◆ Activity
Where the string "Общие" shows up in a line of the records, copy that line.

Page and application data records
━━━

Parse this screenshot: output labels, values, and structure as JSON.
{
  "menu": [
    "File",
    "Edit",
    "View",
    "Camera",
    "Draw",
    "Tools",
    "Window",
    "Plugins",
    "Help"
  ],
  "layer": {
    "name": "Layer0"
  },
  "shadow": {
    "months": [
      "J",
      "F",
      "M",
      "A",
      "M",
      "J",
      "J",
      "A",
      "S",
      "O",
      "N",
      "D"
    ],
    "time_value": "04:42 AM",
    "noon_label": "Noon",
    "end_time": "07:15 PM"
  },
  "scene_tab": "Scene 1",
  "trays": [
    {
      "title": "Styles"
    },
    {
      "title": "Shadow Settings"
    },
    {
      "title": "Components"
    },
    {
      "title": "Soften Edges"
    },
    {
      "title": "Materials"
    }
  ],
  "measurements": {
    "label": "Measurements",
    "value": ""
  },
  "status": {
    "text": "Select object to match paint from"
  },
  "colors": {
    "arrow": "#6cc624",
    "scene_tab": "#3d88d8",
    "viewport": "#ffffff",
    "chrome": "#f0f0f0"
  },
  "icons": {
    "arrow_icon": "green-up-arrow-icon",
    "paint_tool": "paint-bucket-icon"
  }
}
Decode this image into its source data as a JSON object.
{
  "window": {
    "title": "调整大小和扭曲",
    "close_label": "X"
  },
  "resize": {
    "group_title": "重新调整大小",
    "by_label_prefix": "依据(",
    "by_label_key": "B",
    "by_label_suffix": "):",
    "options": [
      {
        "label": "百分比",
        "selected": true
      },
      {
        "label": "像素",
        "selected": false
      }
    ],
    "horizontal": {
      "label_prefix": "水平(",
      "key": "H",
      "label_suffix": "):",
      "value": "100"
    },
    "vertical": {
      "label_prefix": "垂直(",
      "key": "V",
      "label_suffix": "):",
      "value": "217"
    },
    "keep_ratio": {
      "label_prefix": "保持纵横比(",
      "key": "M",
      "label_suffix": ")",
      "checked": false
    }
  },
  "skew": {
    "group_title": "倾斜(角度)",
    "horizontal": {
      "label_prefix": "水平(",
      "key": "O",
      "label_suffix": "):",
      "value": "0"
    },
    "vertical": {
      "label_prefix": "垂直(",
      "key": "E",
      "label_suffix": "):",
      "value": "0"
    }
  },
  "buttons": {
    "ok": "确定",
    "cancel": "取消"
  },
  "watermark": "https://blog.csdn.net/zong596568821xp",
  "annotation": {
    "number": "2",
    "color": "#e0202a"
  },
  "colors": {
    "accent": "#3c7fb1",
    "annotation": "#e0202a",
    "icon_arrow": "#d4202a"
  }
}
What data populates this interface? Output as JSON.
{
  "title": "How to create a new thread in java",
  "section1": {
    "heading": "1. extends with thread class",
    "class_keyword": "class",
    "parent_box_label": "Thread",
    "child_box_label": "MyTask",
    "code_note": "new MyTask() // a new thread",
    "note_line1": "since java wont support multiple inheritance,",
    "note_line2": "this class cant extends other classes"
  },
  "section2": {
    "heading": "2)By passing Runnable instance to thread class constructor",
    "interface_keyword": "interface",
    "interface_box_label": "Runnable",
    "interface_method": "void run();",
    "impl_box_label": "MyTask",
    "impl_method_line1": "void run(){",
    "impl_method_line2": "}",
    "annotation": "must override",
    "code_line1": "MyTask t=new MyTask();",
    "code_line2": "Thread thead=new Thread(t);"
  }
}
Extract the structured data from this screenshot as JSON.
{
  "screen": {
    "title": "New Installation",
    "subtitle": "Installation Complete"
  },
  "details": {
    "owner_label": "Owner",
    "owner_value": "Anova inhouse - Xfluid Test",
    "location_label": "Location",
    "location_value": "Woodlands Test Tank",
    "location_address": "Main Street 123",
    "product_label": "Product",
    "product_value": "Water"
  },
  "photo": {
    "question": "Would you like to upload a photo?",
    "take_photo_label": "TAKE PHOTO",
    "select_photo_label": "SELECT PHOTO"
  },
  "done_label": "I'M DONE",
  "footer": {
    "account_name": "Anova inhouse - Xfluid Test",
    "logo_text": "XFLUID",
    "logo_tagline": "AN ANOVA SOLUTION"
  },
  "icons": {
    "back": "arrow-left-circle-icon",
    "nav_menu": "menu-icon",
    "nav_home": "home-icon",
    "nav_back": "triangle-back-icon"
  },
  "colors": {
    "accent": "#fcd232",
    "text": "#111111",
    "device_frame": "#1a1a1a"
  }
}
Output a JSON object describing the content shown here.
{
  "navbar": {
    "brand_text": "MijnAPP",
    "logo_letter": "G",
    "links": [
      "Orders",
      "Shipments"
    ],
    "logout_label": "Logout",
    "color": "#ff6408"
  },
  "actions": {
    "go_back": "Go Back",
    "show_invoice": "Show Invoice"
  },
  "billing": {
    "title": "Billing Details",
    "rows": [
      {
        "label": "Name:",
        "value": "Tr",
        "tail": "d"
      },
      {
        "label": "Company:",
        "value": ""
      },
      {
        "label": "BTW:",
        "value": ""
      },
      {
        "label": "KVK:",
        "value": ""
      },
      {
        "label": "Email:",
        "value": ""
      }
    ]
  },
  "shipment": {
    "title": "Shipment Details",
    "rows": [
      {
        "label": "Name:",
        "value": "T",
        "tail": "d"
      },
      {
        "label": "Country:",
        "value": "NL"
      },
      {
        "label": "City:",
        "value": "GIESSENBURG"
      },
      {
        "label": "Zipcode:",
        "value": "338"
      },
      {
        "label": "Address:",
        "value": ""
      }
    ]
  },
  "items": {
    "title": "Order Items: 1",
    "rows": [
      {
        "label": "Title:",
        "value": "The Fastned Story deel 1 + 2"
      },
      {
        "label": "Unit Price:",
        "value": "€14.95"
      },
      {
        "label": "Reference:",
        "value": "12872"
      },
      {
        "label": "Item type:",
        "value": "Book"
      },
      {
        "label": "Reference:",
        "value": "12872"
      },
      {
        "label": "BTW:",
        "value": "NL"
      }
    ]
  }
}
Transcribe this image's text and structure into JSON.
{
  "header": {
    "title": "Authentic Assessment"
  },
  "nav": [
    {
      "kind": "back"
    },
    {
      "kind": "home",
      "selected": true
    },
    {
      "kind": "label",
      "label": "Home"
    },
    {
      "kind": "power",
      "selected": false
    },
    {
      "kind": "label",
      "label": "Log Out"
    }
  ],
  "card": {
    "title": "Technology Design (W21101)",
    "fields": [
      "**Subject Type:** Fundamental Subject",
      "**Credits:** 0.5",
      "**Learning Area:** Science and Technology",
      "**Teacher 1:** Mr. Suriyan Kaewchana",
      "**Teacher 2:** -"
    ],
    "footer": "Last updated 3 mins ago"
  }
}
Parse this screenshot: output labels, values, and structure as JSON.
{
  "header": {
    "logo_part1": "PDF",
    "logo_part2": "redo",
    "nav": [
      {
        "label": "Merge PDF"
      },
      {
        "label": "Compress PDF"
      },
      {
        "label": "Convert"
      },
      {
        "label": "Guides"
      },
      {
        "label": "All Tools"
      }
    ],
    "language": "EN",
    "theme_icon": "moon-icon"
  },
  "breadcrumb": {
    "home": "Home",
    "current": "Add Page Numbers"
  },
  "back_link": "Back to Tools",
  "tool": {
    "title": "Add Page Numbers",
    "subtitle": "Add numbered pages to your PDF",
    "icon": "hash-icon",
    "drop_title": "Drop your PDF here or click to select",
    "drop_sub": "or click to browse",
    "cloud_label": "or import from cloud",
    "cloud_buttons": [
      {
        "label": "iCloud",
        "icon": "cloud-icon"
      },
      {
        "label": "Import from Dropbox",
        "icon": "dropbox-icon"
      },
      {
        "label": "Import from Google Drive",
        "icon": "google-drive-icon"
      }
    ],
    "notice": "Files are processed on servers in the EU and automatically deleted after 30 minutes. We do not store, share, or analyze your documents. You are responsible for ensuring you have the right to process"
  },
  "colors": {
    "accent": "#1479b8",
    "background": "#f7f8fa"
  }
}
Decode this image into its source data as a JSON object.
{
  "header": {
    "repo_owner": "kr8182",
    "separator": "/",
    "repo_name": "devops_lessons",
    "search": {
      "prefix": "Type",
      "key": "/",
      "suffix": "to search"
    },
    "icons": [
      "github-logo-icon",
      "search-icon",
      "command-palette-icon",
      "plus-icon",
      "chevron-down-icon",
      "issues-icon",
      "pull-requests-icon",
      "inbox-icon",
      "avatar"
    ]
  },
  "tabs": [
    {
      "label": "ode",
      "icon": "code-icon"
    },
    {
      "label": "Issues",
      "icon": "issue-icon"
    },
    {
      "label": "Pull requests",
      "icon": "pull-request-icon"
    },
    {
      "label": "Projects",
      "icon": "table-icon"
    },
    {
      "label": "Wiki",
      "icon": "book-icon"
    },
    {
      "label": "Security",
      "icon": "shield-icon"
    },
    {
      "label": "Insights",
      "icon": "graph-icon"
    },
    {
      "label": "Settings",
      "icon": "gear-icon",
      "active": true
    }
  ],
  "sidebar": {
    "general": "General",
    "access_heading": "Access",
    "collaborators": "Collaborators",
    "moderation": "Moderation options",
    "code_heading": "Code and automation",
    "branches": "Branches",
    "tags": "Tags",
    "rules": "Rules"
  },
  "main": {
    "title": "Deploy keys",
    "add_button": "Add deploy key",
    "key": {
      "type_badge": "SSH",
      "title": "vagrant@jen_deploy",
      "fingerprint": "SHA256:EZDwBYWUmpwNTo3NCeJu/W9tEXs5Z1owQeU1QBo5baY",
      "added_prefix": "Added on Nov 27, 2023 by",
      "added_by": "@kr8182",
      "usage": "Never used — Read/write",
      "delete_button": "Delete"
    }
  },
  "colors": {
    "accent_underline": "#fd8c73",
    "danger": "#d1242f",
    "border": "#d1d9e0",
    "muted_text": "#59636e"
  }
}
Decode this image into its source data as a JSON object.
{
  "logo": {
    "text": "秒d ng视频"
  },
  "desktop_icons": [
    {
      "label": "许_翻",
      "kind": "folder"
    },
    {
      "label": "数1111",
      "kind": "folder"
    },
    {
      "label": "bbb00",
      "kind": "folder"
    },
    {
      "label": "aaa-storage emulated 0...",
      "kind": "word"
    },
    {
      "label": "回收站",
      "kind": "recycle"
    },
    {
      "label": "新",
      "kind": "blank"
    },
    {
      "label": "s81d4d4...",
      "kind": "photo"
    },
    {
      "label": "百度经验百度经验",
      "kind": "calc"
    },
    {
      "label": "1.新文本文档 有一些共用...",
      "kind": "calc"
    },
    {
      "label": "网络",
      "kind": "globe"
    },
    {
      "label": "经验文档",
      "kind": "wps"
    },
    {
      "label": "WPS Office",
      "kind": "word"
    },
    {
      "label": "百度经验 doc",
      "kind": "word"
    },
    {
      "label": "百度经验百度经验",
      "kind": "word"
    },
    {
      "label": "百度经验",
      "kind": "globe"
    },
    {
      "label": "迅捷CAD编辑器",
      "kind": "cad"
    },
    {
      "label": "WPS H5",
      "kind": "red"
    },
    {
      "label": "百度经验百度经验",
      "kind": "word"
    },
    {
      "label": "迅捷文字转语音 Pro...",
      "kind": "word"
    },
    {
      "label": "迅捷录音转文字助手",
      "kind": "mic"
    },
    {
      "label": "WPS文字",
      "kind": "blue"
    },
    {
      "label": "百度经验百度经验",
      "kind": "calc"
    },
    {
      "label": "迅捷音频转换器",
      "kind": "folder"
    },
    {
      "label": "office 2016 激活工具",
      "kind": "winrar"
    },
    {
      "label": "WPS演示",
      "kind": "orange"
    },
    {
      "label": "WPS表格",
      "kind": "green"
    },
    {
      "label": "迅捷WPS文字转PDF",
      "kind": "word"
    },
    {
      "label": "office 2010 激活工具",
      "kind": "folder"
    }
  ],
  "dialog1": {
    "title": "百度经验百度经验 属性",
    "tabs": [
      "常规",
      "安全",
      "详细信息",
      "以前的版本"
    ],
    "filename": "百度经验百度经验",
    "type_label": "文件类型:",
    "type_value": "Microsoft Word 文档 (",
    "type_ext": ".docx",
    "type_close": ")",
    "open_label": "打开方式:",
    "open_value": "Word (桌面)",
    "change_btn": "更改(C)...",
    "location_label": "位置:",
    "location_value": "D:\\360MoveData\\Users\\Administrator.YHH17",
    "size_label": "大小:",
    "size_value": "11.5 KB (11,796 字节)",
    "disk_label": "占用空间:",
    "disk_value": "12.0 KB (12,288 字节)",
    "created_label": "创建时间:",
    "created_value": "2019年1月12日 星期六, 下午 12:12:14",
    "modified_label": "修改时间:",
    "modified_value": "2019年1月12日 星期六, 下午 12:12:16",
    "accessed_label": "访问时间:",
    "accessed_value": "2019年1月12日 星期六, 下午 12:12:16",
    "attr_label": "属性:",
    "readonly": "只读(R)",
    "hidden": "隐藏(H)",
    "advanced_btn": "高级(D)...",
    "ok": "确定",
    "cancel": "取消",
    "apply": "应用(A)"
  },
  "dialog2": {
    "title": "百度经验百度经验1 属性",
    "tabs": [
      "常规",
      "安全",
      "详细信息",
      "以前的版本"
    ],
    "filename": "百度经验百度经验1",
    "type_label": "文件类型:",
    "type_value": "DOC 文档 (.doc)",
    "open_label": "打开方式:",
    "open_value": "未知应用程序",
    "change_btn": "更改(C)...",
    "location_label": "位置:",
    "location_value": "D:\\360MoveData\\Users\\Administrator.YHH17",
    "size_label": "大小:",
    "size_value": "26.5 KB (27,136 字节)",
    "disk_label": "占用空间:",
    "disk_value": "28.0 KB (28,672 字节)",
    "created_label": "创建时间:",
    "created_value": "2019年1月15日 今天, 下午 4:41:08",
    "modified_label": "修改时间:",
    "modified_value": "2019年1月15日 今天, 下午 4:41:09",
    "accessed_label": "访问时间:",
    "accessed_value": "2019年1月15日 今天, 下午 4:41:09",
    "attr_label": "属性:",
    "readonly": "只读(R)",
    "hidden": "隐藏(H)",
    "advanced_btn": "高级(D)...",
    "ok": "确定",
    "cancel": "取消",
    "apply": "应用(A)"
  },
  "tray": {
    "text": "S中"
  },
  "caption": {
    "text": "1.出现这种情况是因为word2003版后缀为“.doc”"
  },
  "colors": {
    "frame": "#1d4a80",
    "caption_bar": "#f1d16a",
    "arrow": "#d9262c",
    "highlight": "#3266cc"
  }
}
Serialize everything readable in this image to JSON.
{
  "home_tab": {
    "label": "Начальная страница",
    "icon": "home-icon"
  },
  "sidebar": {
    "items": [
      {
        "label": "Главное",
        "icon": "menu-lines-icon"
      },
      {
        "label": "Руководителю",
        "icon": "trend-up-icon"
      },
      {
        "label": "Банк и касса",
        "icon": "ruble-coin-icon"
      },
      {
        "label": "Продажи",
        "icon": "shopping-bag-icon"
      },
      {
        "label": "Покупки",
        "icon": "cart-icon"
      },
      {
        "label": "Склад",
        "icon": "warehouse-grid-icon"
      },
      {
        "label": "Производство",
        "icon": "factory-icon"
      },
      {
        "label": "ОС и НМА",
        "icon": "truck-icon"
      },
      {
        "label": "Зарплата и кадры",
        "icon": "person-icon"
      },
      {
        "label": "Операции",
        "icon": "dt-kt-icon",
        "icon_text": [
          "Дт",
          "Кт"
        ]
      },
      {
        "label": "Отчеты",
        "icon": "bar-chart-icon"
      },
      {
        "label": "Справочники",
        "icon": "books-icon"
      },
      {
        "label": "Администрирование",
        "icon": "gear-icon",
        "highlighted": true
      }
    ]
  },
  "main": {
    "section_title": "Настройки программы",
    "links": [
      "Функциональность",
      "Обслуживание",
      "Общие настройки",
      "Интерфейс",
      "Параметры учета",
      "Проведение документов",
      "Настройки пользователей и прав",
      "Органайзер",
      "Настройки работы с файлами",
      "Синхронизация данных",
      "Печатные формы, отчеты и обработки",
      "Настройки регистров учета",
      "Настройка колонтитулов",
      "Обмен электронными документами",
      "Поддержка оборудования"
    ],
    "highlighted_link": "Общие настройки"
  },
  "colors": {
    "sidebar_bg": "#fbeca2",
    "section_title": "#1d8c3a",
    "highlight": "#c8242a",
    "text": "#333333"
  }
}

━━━

◆ Your response
      "Общие настройки",
    "highlighted_link": "Общие настройки"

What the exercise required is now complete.